8 police officers, 14 gunmen killed in Macedonia

Police confirmed 8 officers and 14 gunmen killed in heavy clashes in Macedonia

Photo by: Reuters
Photo by: Reuters

Updated Jul 28, 2015

Government officials have said at least eight police officers and 14 member of an “armed group” have been killed after a day-long clash in northern Macedonia on Sunday.

Another seven police officers have been injured raising the total from 30 to 37, however, no civilians have been reported injured or killed.

Ivo Kotevski, a spokesperson for the Interior Ministry, has confirmed that 20 members of the group have surrendered adding that “one of the most dangerous terrorists groups in the Balkan has been neutralised.”

Prime Minister Nikola Gruevski said that members of the armed group would face Macedonian justice.

Gruevski is currently under pressure of allegedly police-brutality and illegal wiretapping.

The government and opposition are blaming each other over the instability in the country as violent clashes started a day after thousands of opposition supporters protested against police brutality.

Following the deaths of the eight police officers, the government has declared a two day mourning nationwide and despite the political tension, President Gjorge Ivanov called for a national security meeting inviting opposition leaders and ethnic Albanian leaders as an act of unity.
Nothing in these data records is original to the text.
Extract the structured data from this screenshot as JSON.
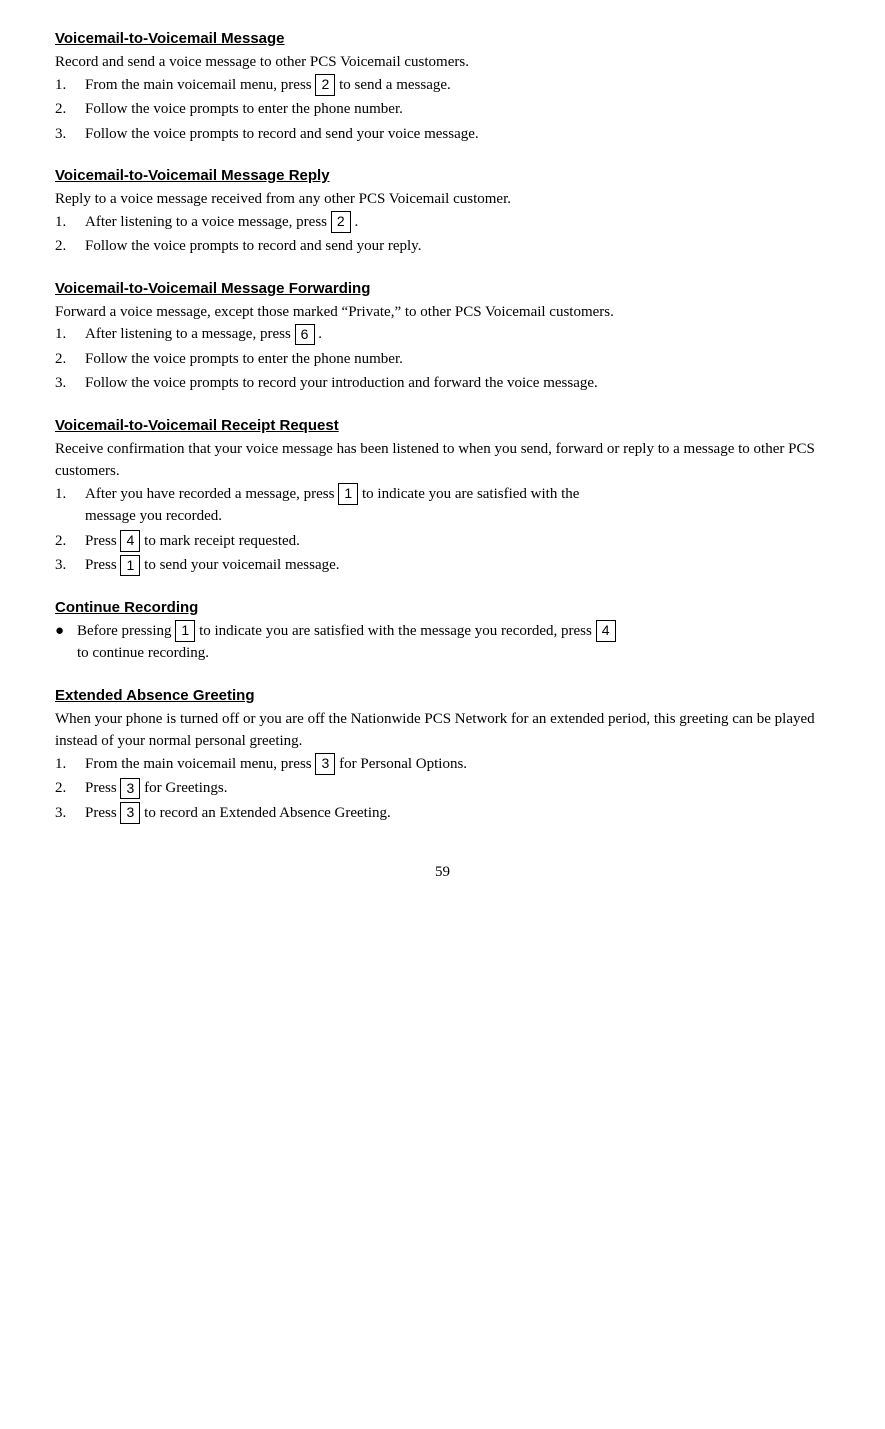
{
  "sections": [
    {
      "id": "v2v-message",
      "title": "Voicemail-to-Voicemail Message",
      "intro": "Record and send a voice message to other PCS Voicemail customers.",
      "items": [
        {
          "num": "1.",
          "text_before": "From the main voicemail menu, press ",
          "key": "2",
          "text_after": " to send a message."
        },
        {
          "num": "2.",
          "text_before": "Follow the voice prompts to enter the phone number.",
          "key": "",
          "text_after": ""
        },
        {
          "num": "3.",
          "text_before": "Follow the voice prompts to record and send your voice message.",
          "key": "",
          "text_after": ""
        }
      ],
      "type": "numbered"
    },
    {
      "id": "v2v-reply",
      "title": "Voicemail-to-Voicemail Message Reply",
      "intro": "Reply to a voice message received from any other PCS Voicemail customer.",
      "items": [
        {
          "num": "1.",
          "text_before": "After listening to a voice message, press ",
          "key": "2",
          "text_after": "."
        },
        {
          "num": "2.",
          "text_before": "Follow the voice prompts to record and send your reply.",
          "key": "",
          "text_after": ""
        }
      ],
      "type": "numbered"
    },
    {
      "id": "v2v-forwarding",
      "title": "Voicemail-to-Voicemail Message Forwarding",
      "intro": "Forward a voice message, except those marked “Private,” to other PCS Voicemail customers.",
      "items": [
        {
          "num": "1.",
          "text_before": "After listening to a message, press ",
          "key": "6",
          "text_after": "."
        },
        {
          "num": "2.",
          "text_before": "Follow the voice prompts to enter the phone number.",
          "key": "",
          "text_after": ""
        },
        {
          "num": "3.",
          "text_before": "Follow the voice prompts to record your introduction and forward the voice message.",
          "key": "",
          "text_after": ""
        }
      ],
      "type": "numbered"
    },
    {
      "id": "v2v-receipt",
      "title": "Voicemail-to-Voicemail Receipt Request",
      "intro": "Receive confirmation that your voice message has been listened to when you send, forward or reply to a message to other PCS customers.",
      "items": [
        {
          "num": "1.",
          "text_before": "After you have recorded a message, press ",
          "key": "1",
          "text_after": " to indicate you are satisfied with the",
          "subtext": "message you recorded."
        },
        {
          "num": "2.",
          "text_before": "Press ",
          "key": "4",
          "text_after": " to mark receipt requested."
        },
        {
          "num": "3.",
          "text_before": "Press ",
          "key": "1",
          "text_after": " to send your voicemail message."
        }
      ],
      "type": "numbered"
    },
    {
      "id": "continue-recording",
      "title": "Continue Recording",
      "items": [
        {
          "text_before": "Before pressing ",
          "key1": "1",
          "text_middle": " to indicate you are satisfied with the message you recorded, press ",
          "key2": "4",
          "text_after": " to continue recording."
        }
      ],
      "type": "bullet"
    },
    {
      "id": "extended-absence",
      "title": "Extended Absence Greeting",
      "intro": "When your phone is turned off or you are off the Nationwide PCS Network for an extended period, this greeting can be played instead of your normal personal greeting.",
      "items": [
        {
          "num": "1.",
          "text_before": "From the main voicemail menu, press ",
          "key": "3",
          "text_after": " for Personal Options."
        },
        {
          "num": "2.",
          "text_before": "Press ",
          "key": "3",
          "text_after": " for Greetings."
        },
        {
          "num": "3.",
          "text_before": "Press ",
          "key": "3",
          "text_after": " to record an Extended Absence Greeting."
        }
      ],
      "type": "numbered"
    }
  ],
  "footer": {
    "page_number": "59"
  }
}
Clashes erupted after police officers conducted an early morning raid on the armed group who are believed to have entered Kumanovo from Kosovo planning to attack local police stations.

Three weeks ago 40 ethnic Albanian from Kosovo demanded the creation of an Albanian state in Macedonia by partially gaining control of a police station located in the northern border of Macedonia.
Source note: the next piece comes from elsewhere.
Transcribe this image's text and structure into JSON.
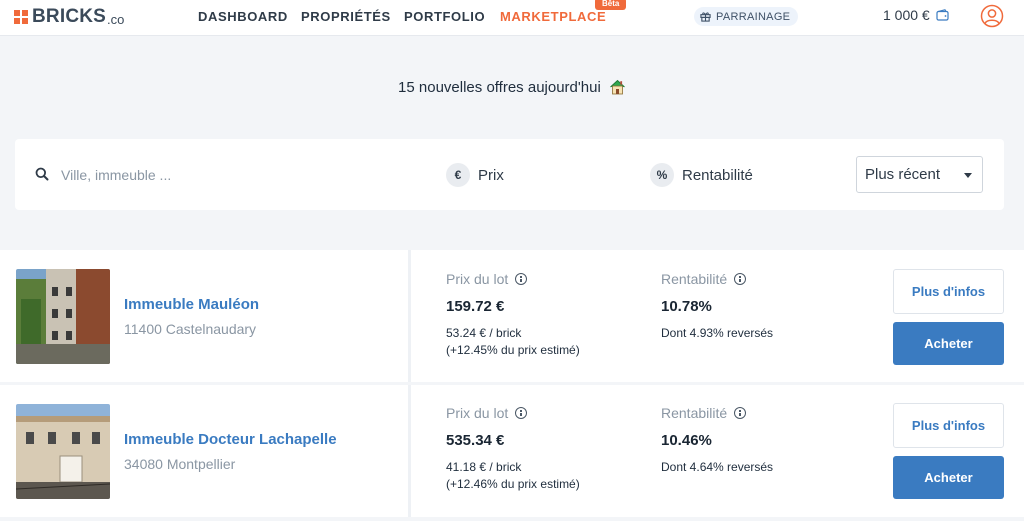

Kumanovo is near the Macedonian capital city of Skopje, where a large Albanian community resides.

Kumanovo was the site of armed conflicts in May 2001 when the Albanian unrest in the country began.
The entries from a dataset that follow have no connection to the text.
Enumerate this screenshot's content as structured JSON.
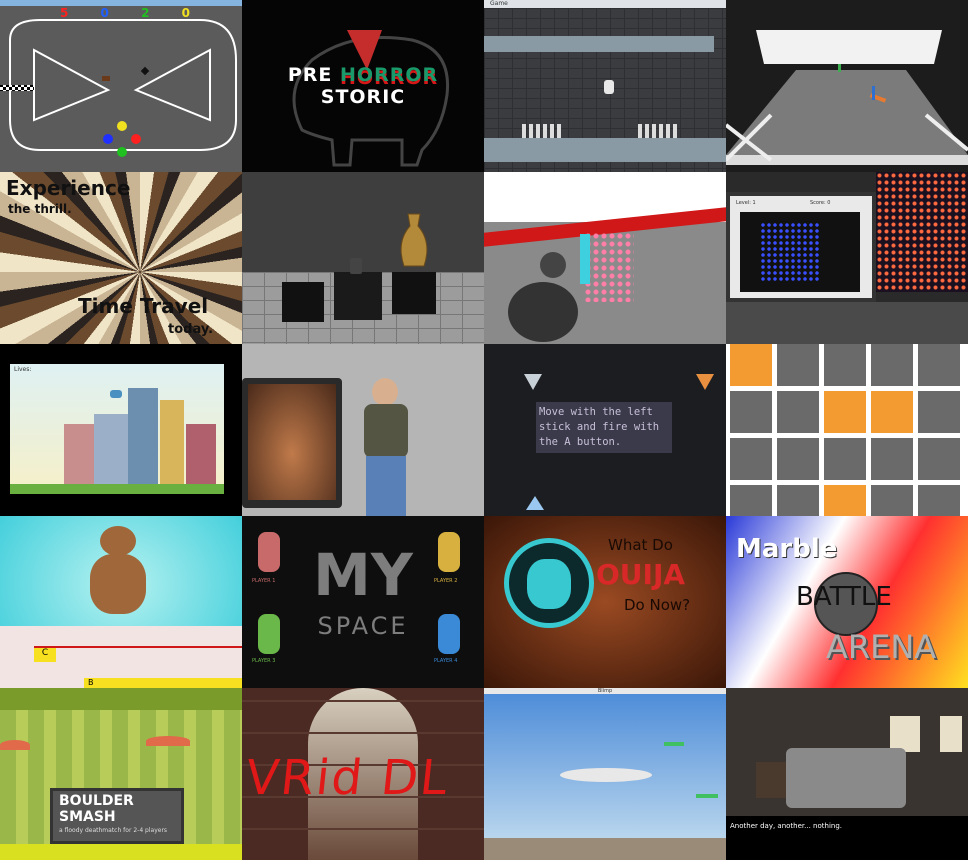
{
  "tiles": [
    {
      "id": "race-track",
      "scores": [
        "5",
        "0",
        "2",
        "0"
      ],
      "score_colors": [
        "#ff2020",
        "#2060ff",
        "#20c020",
        "#f0e020"
      ]
    },
    {
      "id": "prehorror",
      "title_pre": "PRE ",
      "title_horror": "HORROR",
      "title_post": " STORIC"
    },
    {
      "id": "platformer",
      "window_title": "Game"
    },
    {
      "id": "tabletop-3d"
    },
    {
      "id": "time-travel",
      "line1": "Experience",
      "line2": "the thrill.",
      "line3": "Time Travel",
      "line4": "today."
    },
    {
      "id": "museum-vase"
    },
    {
      "id": "red-arena"
    },
    {
      "id": "led-cube",
      "label_left": "Level: 1",
      "label_right": "Score: 0"
    },
    {
      "id": "city-flyer",
      "lives_label": "Lives:"
    },
    {
      "id": "vr-player"
    },
    {
      "id": "space-shooter",
      "instructions": "Move with the left stick and fire with the A button."
    },
    {
      "id": "orange-grid"
    },
    {
      "id": "bear-music",
      "note_c": "C",
      "note_b": "B"
    },
    {
      "id": "myspace",
      "word1": "MY",
      "word2": "SPACE",
      "players": [
        "PLAYER 1",
        "PLAYER 2",
        "PLAYER 3",
        "PLAYER 4"
      ]
    },
    {
      "id": "ouija",
      "line1": "What Do",
      "line2": "OUIJA",
      "line3": "Do Now?"
    },
    {
      "id": "marble-battle",
      "line1": "Marble",
      "line2": "BATTLE",
      "line3": "ARENA"
    },
    {
      "id": "boulder-smash",
      "title1": "BOULDER",
      "title2": "SMASH",
      "subtitle": "a floody deathmatch for 2-4 players"
    },
    {
      "id": "vrid-hall",
      "scrawl": "VRid DL"
    },
    {
      "id": "blimp-sky",
      "window_title": "Blimp"
    },
    {
      "id": "bedroom",
      "caption": "Another day, another... nothing."
    }
  ]
}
Local residents were seen fleeing the area many children and women were evacuated by police.

An unidentified ethnic Albanian man told Macedonian television that “[he] thought it would never come to this again,” referring to the 2001 conflict.

After the 2001 conflict, the ethnic Albanian community separated themselves from the rest of society and established their own schools.

Ethnic Albanians in Macedonia consist of over 25 percent of the population and mainly live in a region which is close to the Albanian and Kosovan borders.


TRTWorld and agencies